Vine: Visual Twitter
This is what makes Vine absolutely perfect for Twitter. Vine is, if you recall, the company that Twitter bought before their product had even launched. There’s a lot of hype around Vine; an easy guide to the articles to avoid reading would be any that describe it as “revolutionary” or “paradigm-shifting” or anything silly like that. Vine is basically an App that creates animated GIFs, so it’s using a technology that’s 25 years old and has been deprecated for 23 of those years.

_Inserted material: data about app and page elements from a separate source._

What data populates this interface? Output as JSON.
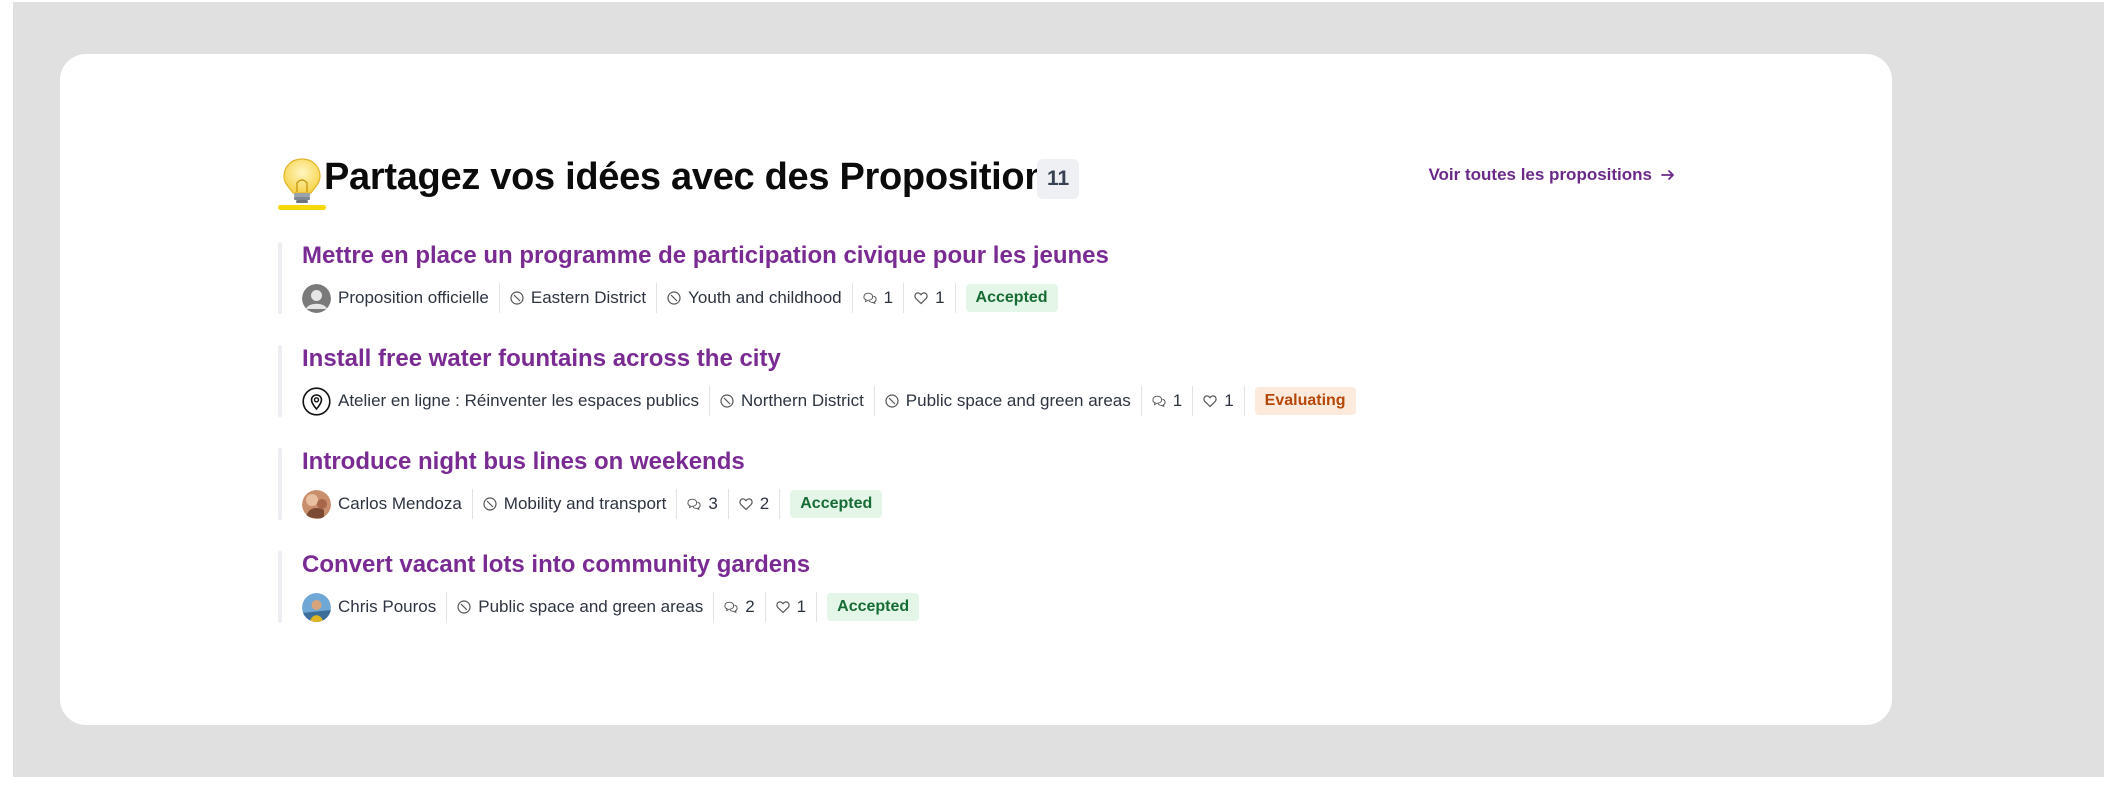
{
  "header": {
    "title": "Partagez vos idées avec des Propositions",
    "count": "11",
    "see_all": "Voir toutes les propositions",
    "icon": "lightbulb-icon"
  },
  "proposals": [
    {
      "title": "Mettre en place un programme de participation civique pour les jeunes",
      "author": "Proposition officielle",
      "author_icon": "default-avatar",
      "scope": "Eastern District",
      "category": "Youth and childhood",
      "comments": "1",
      "likes": "1",
      "status": "Accepted",
      "status_color": "#176b34"
    },
    {
      "title": "Install free water fountains across the city",
      "author": "Atelier en ligne : Réinventer les espaces publics",
      "author_icon": "map-pin-icon",
      "scope": "Northern District",
      "category": "Public space and green areas",
      "comments": "1",
      "likes": "1",
      "status": "Evaluating",
      "status_color": "#b54708"
    },
    {
      "title": "Introduce night bus lines on weekends",
      "author": "Carlos Mendoza",
      "author_icon": "user-photo",
      "category": "Mobility and transport",
      "comments": "3",
      "likes": "2",
      "status": "Accepted",
      "status_color": "#176b34"
    },
    {
      "title": "Convert vacant lots into community gardens",
      "author": "Chris Pouros",
      "author_icon": "user-photo",
      "category": "Public space and green areas",
      "comments": "2",
      "likes": "1",
      "status": "Accepted",
      "status_color": "#176b34"
    }
  ],
  "colors": {
    "accent": "#7a2b93",
    "highlight": "#f5d90a",
    "backdrop": "#e0e0e0"
  }
}
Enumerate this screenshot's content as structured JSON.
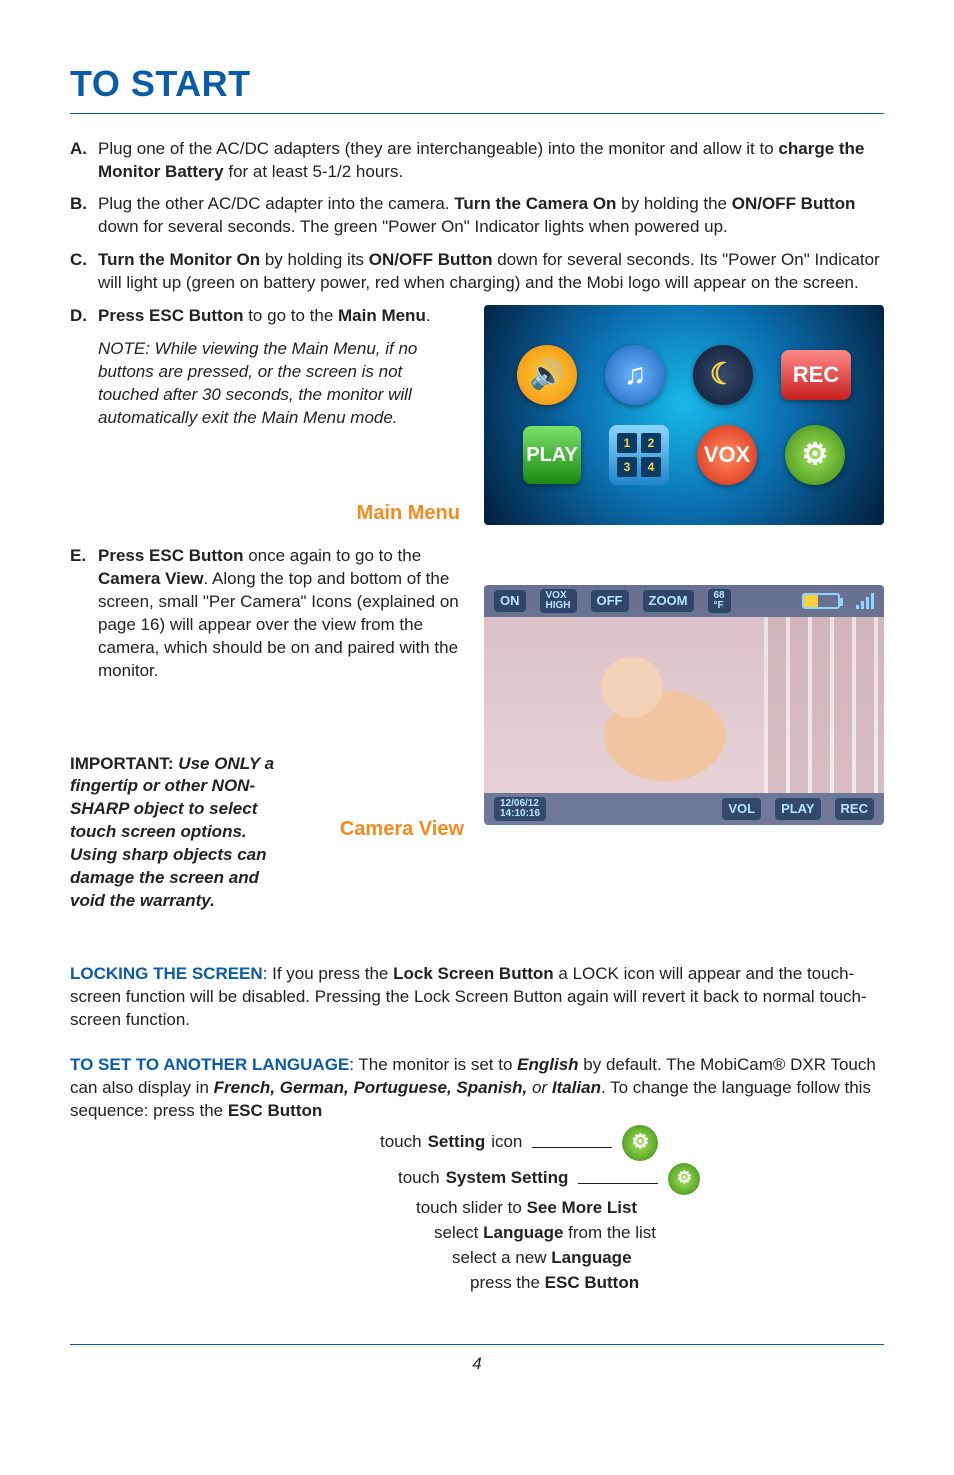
{
  "title": "TO START",
  "items": {
    "a": {
      "letter": "A.",
      "p1a": "Plug one of the AC/DC adapters (they are interchangeable) into the monitor and allow it to ",
      "p1b": "charge the Monitor Battery",
      "p1c": " for at least 5-1/2 hours."
    },
    "b": {
      "letter": "B.",
      "p1a": "Plug the other AC/DC adapter into the camera. ",
      "p1b": "Turn the Camera On",
      "p1c": " by holding the ",
      "p1d": "ON/OFF Button",
      "p1e": " down for several seconds. The green \"Power On\" Indicator lights when powered up."
    },
    "c": {
      "letter": "C.",
      "p1a": "Turn the Monitor On",
      "p1b": " by holding its ",
      "p1c": "ON/OFF Button",
      "p1d": " down for several seconds. Its \"Power On\" Indicator will light up (green on battery power, red when charging) and the Mobi logo will appear on the screen."
    },
    "d": {
      "letter": "D.",
      "p1a": "Press ESC Button",
      "p1b": " to go to the ",
      "p1c": "Main Menu",
      "p1d": "."
    },
    "note": "NOTE:  While viewing the Main Menu, if no buttons are pressed, or the screen is not touched after 30 seconds, the monitor will automatically exit the Main Menu mode.",
    "main_menu_label": "Main Menu",
    "e": {
      "letter": "E.",
      "p1a": "Press ESC Button",
      "p1b": " once again to go to the ",
      "p1c": "Camera View",
      "p1d": ". Along the top and bottom of the screen, small \"Per Camera\" Icons (explained on page 16) will appear over the view from the camera, which should be on and paired with the monitor."
    },
    "important": {
      "head": "IMPORTANT:  ",
      "body": "Use ONLY a fingertip or other NON-SHARP object to select touch screen options. Using sharp objects can damage the screen and void the warranty."
    },
    "camera_view_label": "Camera View"
  },
  "menu_icons": {
    "speaker": "🔊",
    "music": "♫",
    "moon": "☾",
    "rec": "REC",
    "play": "PLAY",
    "q1": "1",
    "q2": "2",
    "q3": "3",
    "q4": "4",
    "vox": "VOX",
    "gear": "⚙"
  },
  "cam_overlay": {
    "top": {
      "on": "ON",
      "vox": "VOX\nHIGH",
      "off": "OFF",
      "zoom": "ZOOM",
      "temp": "68\n°F"
    },
    "bot": {
      "ts": "12/06/12\n14:10:16",
      "vol": "VOL",
      "play": "PLAY",
      "rec": "REC"
    }
  },
  "locking": {
    "head": "LOCKING THE SCREEN",
    "p1a": ":  If you press the ",
    "p1b": "Lock Screen Button",
    "p1c": " a LOCK icon will appear and the touch-screen function will be disabled. Pressing the Lock Screen Button again will revert it back to normal touch-screen function."
  },
  "language": {
    "head": "TO SET TO ANOTHER LANGUAGE",
    "p1a": ":  The monitor is set to ",
    "p1b": "English",
    "p1c": " by default. The MobiCam® DXR Touch can also display in ",
    "p1d": "French, German, Portuguese, Spanish,",
    "p1e": " or ",
    "p1f": "Italian",
    "p1g": ". To change the language follow this sequence:   press the ",
    "p1h": "ESC Button",
    "steps": {
      "s1a": "touch ",
      "s1b": "Setting",
      "s1c": " icon",
      "s2a": "touch ",
      "s2b": "System Setting",
      "s3a": "touch slider to ",
      "s3b": "See More List",
      "s4a": "select ",
      "s4b": "Language",
      "s4c": " from the list",
      "s5a": "select a new ",
      "s5b": "Language",
      "s6a": "press the ",
      "s6b": "ESC Button"
    },
    "gear": "⚙"
  },
  "page_number": "4"
}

But the Rise of the Animated GIF is why Vine is perfect for Twitter. First of all, it’s constrained, just like Twitter: Instead of 140 characters, you’re confined to six seconds of video. Six seconds is essentially useless for any sort of coherent storytelling (although the fine folks at 5secondfilms.com might argue that point), but it is enough to create humorous or disturbing images that will loop endlessly until you are driven mad and burn down your house. Just like everything else on Twitter.
Just as Twitter took the text message, limited it and made it public, Vine takes the animated GIF, limits it, and makes it public.
Vine: More Fun than a Bag of Monkeys
The genius of Vine, though, is that it’s a lot of fun. Is this an App you can’t live without? Of course not. But it’s an App that instantly sucks you in, because the bar for amusing when it comes to six seconds of stop motion animation is so damn low, literally anything you come up with will work.
Vine is simple to use: You point the camera at something, touch the screen, and Vine starts recording. Lift your finger, and it stops.
So you can either shoot live action for second seconds, or shoot something for a second or even less, adjust it, then shoot it again. Thus you can create seamless animations in about one minute, instantly upload them to your Twitter feed, and sit back and soak in the LOLs and the retweets.
Part of what makes Twitter and Vine work is that they provide a level playing field. Everyone’s tweets are the same length, everyone’s Vines are the same duration. All that differentiates your thoughts from everyone else’s is their quality and brilliance. Twitter and Vine are like a very public scratch pad – you have an idea, you instantly toss it out there to the masses, you instantly get feedback. Your bad ideas are quickly forgotten, buried by your Twitter Stream, your great ideas get retweeted and favorited endlessly. That’s the Internet in a nutshell, and that’s why Vine is brilliant.